- Aztec and Inca: The waters are primaeval chaos.
- Buddhist: The perpetual flux of the manifest world. ‘Crossing the stream’ is frequently used as a symbol of passing through the world of illusion to attain enlightenment, Nirvana. Out of the primordial waters rose the stem of the great lotus, the world axis.
- Celtic: The waters, lakes, sacred wells, etc. have magical properties and are the dwelling place of supernatural beings, such as the Lady of the Lake; they also give access to the other world, and the powers of the waters represent other-world wisdom and the foreknowledge of the gods. Tir-nan-og, the Celtic Paradise, the land of the ever-young, is beyond or under the waters, or, like the Green Isle, surrounded by water.
- Chinese: The yin, lunar principle, symbolized by the trigram K’an (see PA KUA), with fire as the yang and solar power. Water denotes purity, the North region, and its symbol is the Black Tortoise, black being the colour of primordial chaos.
- Christian: The waters of regeneration; renewal; cleansing; sanctification; refreshment; baptism. A spring of water depicts Christ as the fountain of life; the fountain or living spring also represents the Virgin Mary, who is also the waters as the womb of creation. Water mixed with wine is the passive acted upon by the Spirit, ‘born of water and of the Spirit’. The mingling of the human and divine at the Incarnation. According to St Cyprian, Christ is the wine and the water is the congregation as the body of Christ. In Christian art Temperance is depicted as water mixed with wine. Dew is benediction.
- Egyptian: Birth; regeneration; growth; the fecundation of the waters of the Nile, symbolized by the God Hapi who pours water from two pots.
- Graeco-Roman: Aphrodite/Venus rose from the waters; Poseidon/Neptune controls the power of the waters. The river Lethe is oblivion and the river Styx is crossed at death. Hebrew: ‘The waters of the Torah’ are the life-giving waters of the sacred law. The spring of water constantly available to the Israelites is wisdom, the Logos, according to Philo. At the creation ‘the Spirit of God moved on the face of the waters’.
- Hindu: Agni is born of the waters and the earth and is the pillar supporting all existence. Varuna is controller of the waters. Vishnu sleeps on the waters, on the serpent, and from his navel grows a lotus enthroning Brahma, ‘He who walks on the waters’. Lakshmi, ‘she of the lotus’, is also ‘ocean-born’.
- Iranian: Apo, the water, is both solar and lunar power and the primordial ocean.
- Islamic: Water signifies mercy; gnosis; purification; life. As rain, or a spring, water is divine revelation of reality.

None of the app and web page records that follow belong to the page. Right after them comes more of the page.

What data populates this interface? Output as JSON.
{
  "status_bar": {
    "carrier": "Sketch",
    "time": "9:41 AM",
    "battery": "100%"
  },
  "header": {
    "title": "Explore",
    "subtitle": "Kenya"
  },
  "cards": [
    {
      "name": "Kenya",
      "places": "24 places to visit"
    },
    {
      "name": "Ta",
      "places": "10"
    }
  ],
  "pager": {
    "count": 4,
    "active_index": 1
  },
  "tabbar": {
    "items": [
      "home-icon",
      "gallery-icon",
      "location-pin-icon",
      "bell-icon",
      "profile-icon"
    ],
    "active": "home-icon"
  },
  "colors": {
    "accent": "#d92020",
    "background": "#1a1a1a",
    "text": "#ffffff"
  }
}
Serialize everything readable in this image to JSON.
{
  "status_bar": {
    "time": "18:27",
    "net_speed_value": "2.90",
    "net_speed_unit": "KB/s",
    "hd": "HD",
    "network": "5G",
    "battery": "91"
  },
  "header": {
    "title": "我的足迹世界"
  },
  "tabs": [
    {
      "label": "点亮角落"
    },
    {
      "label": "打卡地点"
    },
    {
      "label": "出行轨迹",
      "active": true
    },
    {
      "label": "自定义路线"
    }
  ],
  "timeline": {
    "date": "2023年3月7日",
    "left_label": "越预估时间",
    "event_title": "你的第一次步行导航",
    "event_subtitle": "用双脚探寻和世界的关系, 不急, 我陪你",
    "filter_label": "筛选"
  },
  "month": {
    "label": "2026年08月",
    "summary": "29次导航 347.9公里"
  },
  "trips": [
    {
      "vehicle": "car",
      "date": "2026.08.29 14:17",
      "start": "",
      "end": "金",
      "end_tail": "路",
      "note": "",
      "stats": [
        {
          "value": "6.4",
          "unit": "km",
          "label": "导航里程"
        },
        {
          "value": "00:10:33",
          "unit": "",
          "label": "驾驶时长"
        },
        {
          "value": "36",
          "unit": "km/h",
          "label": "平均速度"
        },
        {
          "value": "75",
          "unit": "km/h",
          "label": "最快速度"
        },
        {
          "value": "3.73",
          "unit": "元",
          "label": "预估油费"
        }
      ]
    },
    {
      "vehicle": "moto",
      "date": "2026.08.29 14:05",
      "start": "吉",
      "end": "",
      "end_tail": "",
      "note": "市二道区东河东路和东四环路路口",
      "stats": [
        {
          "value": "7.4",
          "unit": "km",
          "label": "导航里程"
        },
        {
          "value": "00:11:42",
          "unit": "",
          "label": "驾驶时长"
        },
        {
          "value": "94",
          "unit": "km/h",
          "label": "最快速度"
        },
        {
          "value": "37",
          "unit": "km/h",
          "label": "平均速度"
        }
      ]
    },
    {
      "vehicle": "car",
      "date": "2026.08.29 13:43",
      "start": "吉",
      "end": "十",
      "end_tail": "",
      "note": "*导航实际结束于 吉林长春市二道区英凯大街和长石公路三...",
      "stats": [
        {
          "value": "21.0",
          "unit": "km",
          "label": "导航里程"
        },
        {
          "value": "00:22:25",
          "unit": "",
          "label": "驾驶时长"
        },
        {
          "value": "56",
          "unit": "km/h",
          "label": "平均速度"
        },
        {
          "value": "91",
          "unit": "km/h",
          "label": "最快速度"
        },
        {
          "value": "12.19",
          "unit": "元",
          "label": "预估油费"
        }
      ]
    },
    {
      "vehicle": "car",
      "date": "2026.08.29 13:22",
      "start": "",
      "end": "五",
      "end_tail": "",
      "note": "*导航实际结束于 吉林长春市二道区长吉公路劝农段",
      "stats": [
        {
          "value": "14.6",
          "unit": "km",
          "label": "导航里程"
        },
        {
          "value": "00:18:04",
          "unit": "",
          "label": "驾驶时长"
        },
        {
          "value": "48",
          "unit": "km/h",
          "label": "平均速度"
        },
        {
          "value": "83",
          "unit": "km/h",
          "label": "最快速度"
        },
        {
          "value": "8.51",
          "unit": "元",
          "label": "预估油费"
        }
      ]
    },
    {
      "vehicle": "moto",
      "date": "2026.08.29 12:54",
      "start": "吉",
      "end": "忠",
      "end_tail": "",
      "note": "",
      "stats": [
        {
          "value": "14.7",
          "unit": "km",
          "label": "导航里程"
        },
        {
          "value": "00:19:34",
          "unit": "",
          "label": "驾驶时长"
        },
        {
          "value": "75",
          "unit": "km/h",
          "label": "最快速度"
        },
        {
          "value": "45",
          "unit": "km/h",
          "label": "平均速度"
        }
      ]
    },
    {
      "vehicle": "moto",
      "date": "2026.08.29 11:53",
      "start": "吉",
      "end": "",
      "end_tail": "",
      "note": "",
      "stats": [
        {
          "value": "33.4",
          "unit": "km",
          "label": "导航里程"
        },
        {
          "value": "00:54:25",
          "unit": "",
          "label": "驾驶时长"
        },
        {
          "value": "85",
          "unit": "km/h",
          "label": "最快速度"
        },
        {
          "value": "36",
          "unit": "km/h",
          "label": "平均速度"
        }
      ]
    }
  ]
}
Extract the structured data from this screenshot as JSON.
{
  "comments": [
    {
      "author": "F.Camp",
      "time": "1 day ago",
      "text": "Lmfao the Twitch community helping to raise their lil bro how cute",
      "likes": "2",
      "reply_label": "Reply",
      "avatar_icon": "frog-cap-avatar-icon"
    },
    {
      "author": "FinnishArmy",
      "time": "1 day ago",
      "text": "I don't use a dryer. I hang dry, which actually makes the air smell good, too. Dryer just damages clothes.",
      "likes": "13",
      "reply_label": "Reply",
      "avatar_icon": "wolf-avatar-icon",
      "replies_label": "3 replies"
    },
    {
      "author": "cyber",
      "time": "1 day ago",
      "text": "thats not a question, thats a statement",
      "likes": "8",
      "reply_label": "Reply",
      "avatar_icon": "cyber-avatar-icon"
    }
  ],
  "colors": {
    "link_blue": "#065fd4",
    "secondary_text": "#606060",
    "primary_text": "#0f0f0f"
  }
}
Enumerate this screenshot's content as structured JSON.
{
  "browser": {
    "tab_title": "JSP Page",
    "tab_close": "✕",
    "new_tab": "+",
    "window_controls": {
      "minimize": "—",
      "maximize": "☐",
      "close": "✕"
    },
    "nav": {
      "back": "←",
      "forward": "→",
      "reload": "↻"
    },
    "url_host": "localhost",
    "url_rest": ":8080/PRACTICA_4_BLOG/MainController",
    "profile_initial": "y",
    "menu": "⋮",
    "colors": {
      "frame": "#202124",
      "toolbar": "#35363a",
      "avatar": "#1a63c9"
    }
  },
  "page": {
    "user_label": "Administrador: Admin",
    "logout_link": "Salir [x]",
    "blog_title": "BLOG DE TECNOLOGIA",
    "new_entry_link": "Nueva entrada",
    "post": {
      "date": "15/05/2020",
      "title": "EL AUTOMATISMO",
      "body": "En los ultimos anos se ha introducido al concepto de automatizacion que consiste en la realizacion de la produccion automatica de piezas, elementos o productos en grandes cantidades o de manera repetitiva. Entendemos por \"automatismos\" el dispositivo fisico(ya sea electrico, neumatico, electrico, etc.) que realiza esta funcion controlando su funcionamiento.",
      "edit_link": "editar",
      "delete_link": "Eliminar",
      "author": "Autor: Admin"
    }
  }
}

It is also creation: ‘From the water We made every living thing.’ ‘His throne was upon the waters’ (Qoran).
- Mandaean: Water and wine represent the union of the Cosmic father and Mother.
- Maori: Paradise is under the waters, which symbolize primordial perfection.
- Scandinavian and Teutonic: The waters, in which dwelt the serpent of Midgard, encircled the earth, and the underworld was a place of mists. The Yggdrasil had its roots in the underworld and from them sprang the fountain Hvergelmir, the source of the rivers.
- Sumero-Semitic: Apsu, the primordial waters, existed in the beginning, with Tiamat as the sea and chaos. The serpents Lakhmu and Lakhamu were born of the waters. Marduk, as light, created the earth by overcoming Tiamat as chaos and the unmanifest. Ea-Oannes is Lord of the Deeps and ‘God with the Streams’ who can have a watering pot or water flowing from his arms and hands.
- Taoist: The strength of weakness; the power of adaptation and persistence; the fluidity of life as opposed to the rigidity of death. Water is the expression of the doctrine of wu-wei- giving at the point of resistance, it envelops and passes beyond it, ultimately wearing down even the hardest rock.